Although the entries contain pictures, only their text goes into the copy, set down exactly.

━━━━━━━━━━

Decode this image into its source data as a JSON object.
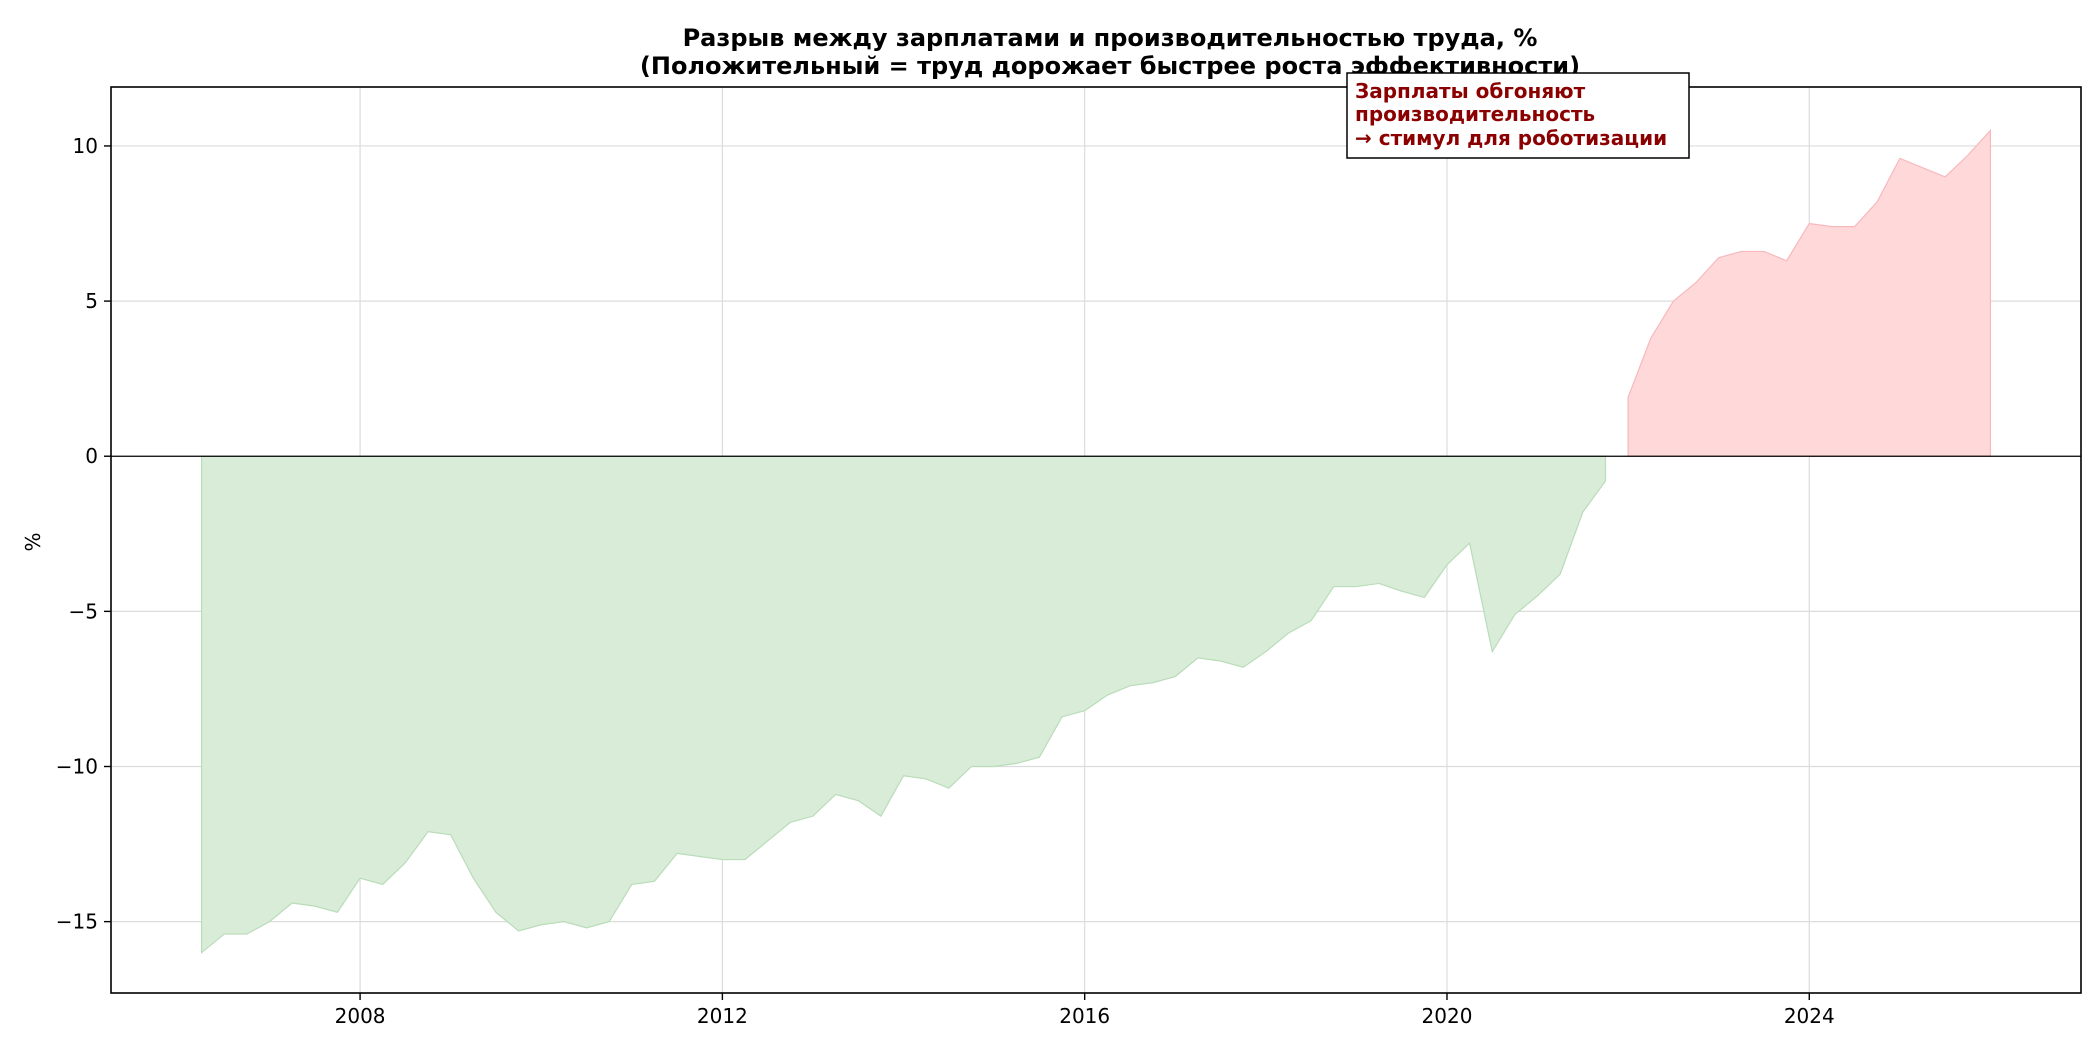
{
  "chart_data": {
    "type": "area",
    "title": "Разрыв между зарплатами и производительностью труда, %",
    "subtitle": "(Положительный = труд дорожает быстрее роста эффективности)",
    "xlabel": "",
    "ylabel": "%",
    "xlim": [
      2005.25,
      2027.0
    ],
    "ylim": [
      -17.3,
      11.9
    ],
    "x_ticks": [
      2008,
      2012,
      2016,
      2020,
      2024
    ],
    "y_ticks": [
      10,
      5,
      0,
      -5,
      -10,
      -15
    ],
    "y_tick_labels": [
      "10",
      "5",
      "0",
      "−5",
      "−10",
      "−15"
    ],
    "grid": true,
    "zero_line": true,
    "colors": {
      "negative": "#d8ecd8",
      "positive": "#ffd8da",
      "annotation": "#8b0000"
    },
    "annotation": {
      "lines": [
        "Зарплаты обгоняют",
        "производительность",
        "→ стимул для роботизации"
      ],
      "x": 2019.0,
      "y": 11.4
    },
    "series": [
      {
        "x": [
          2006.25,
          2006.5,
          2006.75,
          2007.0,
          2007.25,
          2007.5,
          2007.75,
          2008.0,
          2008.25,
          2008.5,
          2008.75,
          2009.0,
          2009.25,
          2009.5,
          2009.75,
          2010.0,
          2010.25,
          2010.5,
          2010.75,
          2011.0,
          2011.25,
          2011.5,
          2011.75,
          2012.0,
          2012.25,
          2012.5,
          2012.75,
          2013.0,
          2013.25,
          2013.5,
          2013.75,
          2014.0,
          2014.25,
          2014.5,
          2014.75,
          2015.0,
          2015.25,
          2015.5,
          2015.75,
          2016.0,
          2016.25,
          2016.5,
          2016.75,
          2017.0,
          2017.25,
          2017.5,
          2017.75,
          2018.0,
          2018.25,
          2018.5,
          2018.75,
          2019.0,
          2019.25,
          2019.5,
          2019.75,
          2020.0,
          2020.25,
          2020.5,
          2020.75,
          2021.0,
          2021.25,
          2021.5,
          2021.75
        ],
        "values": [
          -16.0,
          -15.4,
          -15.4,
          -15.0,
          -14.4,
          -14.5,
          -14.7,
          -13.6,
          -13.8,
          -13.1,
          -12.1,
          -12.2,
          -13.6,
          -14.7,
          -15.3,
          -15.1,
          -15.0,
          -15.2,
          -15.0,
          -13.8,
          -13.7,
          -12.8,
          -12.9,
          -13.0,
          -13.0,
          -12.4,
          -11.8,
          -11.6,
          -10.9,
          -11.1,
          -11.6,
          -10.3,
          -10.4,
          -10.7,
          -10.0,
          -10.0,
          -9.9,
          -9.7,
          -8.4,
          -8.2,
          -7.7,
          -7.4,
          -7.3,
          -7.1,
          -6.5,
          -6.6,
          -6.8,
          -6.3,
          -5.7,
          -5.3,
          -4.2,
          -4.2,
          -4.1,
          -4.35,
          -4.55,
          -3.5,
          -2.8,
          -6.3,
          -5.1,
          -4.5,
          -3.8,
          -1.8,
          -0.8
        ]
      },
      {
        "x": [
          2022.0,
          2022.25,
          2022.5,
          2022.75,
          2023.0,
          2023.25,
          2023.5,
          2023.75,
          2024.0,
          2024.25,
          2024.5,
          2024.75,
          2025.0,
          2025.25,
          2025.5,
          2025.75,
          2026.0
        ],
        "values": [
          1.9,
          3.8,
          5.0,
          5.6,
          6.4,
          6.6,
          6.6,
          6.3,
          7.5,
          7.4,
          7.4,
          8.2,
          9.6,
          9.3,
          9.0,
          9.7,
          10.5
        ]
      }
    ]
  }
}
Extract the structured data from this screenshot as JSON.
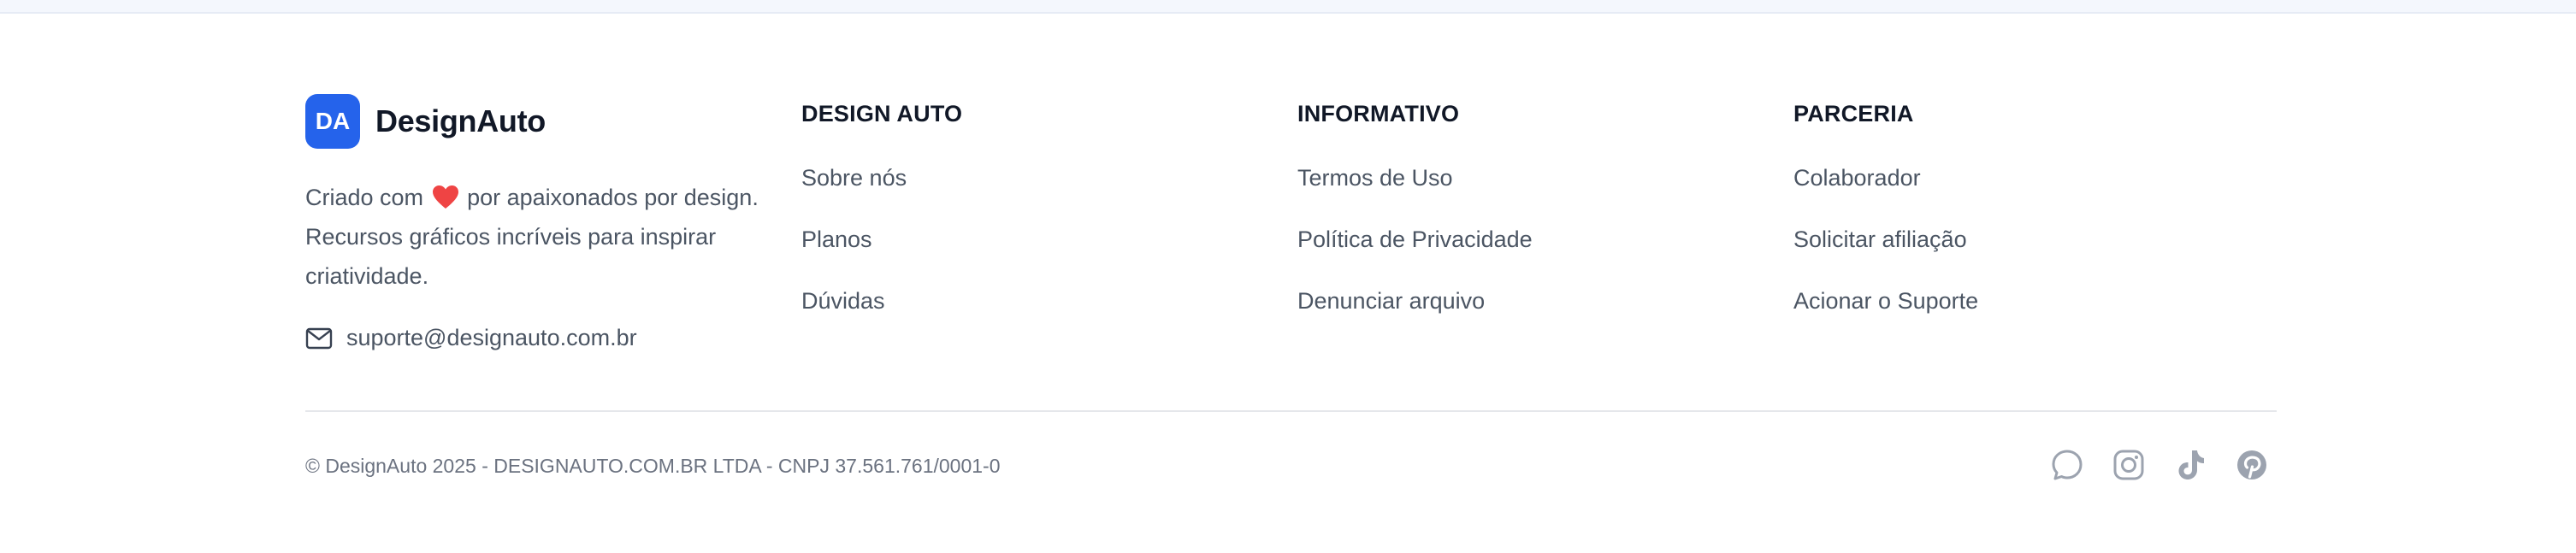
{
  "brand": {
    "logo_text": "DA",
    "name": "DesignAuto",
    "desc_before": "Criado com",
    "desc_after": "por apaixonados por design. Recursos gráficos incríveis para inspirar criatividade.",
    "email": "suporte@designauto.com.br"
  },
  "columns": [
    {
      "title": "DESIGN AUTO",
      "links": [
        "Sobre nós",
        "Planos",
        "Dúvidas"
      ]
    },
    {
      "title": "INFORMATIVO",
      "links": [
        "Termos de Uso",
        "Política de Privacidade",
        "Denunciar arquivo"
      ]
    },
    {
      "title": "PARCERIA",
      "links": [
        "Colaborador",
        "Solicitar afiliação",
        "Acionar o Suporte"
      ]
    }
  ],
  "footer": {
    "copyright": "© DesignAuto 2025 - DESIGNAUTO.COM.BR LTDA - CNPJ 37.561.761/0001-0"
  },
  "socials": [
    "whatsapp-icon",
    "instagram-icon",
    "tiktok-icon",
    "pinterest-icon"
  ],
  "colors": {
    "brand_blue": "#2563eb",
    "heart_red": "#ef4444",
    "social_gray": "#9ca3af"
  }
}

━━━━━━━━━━

**Exercise output:**
Decode this image into its source data as a JSON object.
{
  "chart_data": {
    "type": "area",
    "title": "Разрыв между зарплатами и производительностью труда, %",
    "subtitle": "(Положительный = труд дорожает быстрее роста эффективности)",
    "xlabel": "",
    "ylabel": "%",
    "xlim": [
      2005.25,
      2027.0
    ],
    "ylim": [
      -17.3,
      11.9
    ],
    "x_ticks": [
      2008,
      2012,
      2016,
      2020,
      2024
    ],
    "y_ticks": [
      10,
      5,
      0,
      -5,
      -10,
      -15
    ],
    "y_tick_labels": [
      "10",
      "5",
      "0",
      "−5",
      "−10",
      "−15"
    ],
    "grid": true,
    "zero_line": true,
    "colors": {
      "negative": "#d8ecd8",
      "positive": "#ffd8da",
      "annotation": "#8b0000"
    },
    "annotation": {
      "lines": [
        "Зарплаты обгоняют",
        "производительность",
        "→ стимул для роботизации"
      ],
      "x": 2019.0,
      "y": 11.4
    },
    "series": [
      {
        "x": [
          2006.25,
          2006.5,
          2006.75,
          2007.0,
          2007.25,
          2007.5,
          2007.75,
          2008.0,
          2008.25,
          2008.5,
          2008.75,
          2009.0,
          2009.25,
          2009.5,
          2009.75,
          2010.0,
          2010.25,
          2010.5,
          2010.75,
          2011.0,
          2011.25,
          2011.5,
          2011.75,
          2012.0,
          2012.25,
          2012.5,
          2012.75,
          2013.0,
          2013.25,
          2013.5,
          2013.75,
          2014.0,
          2014.25,
          2014.5,
          2014.75,
          2015.0,
          2015.25,
          2015.5,
          2015.75,
          2016.0,
          2016.25,
          2016.5,
          2016.75,
          2017.0,
          2017.25,
          2017.5,
          2017.75,
          2018.0,
          2018.25,
          2018.5,
          2018.75,
          2019.0,
          2019.25,
          2019.5,
          2019.75,
          2020.0,
          2020.25,
          2020.5,
          2020.75,
          2021.0,
          2021.25,
          2021.5,
          2021.75
        ],
        "values": [
          -16.0,
          -15.4,
          -15.4,
          -15.0,
          -14.4,
          -14.5,
          -14.7,
          -13.6,
          -13.8,
          -13.1,
          -12.1,
          -12.2,
          -13.6,
          -14.7,
          -15.3,
          -15.1,
          -15.0,
          -15.2,
          -15.0,
          -13.8,
          -13.7,
          -12.8,
          -12.9,
          -13.0,
          -13.0,
          -12.4,
          -11.8,
          -11.6,
          -10.9,
          -11.1,
          -11.6,
          -10.3,
          -10.4,
          -10.7,
          -10.0,
          -10.0,
          -9.9,
          -9.7,
          -8.4,
          -8.2,
          -7.7,
          -7.4,
          -7.3,
          -7.1,
          -6.5,
          -6.6,
          -6.8,
          -6.3,
          -5.7,
          -5.3,
          -4.2,
          -4.2,
          -4.1,
          -4.35,
          -4.55,
          -3.5,
          -2.8,
          -6.3,
          -5.1,
          -4.5,
          -3.8,
          -1.8,
          -0.8
        ]
      },
      {
        "x": [
          2022.0,
          2022.25,
          2022.5,
          2022.75,
          2023.0,
          2023.25,
          2023.5,
          2023.75,
          2024.0,
          2024.25,
          2024.5,
          2024.75,
          2025.0,
          2025.25,
          2025.5,
          2025.75,
          2026.0
        ],
        "values": [
          1.9,
          3.8,
          5.0,
          5.6,
          6.4,
          6.6,
          6.6,
          6.3,
          7.5,
          7.4,
          7.4,
          8.2,
          9.6,
          9.3,
          9.0,
          9.7,
          10.5
        ]
      }
    ]
  }
}
Extract the structured data from this screenshot as JSON.
{
  "brand": {
    "logo_text": "DA",
    "name": "DesignAuto",
    "desc_before": "Criado com",
    "desc_after": "por apaixonados por design. Recursos gráficos incríveis para inspirar criatividade.",
    "email": "suporte@designauto.com.br"
  },
  "columns": [
    {
      "title": "DESIGN AUTO",
      "links": [
        "Sobre nós",
        "Planos",
        "Dúvidas"
      ]
    },
    {
      "title": "INFORMATIVO",
      "links": [
        "Termos de Uso",
        "Política de Privacidade",
        "Denunciar arquivo"
      ]
    },
    {
      "title": "PARCERIA",
      "links": [
        "Colaborador",
        "Solicitar afiliação",
        "Acionar o Suporte"
      ]
    }
  ],
  "footer": {
    "copyright": "© DesignAuto 2025 - DESIGNAUTO.COM.BR LTDA - CNPJ 37.561.761/0001-0"
  },
  "socials": [
    "whatsapp-icon",
    "instagram-icon",
    "tiktok-icon",
    "pinterest-icon"
  ],
  "colors": {
    "brand_blue": "#2563eb",
    "heart_red": "#ef4444",
    "social_gray": "#9ca3af"
  }
}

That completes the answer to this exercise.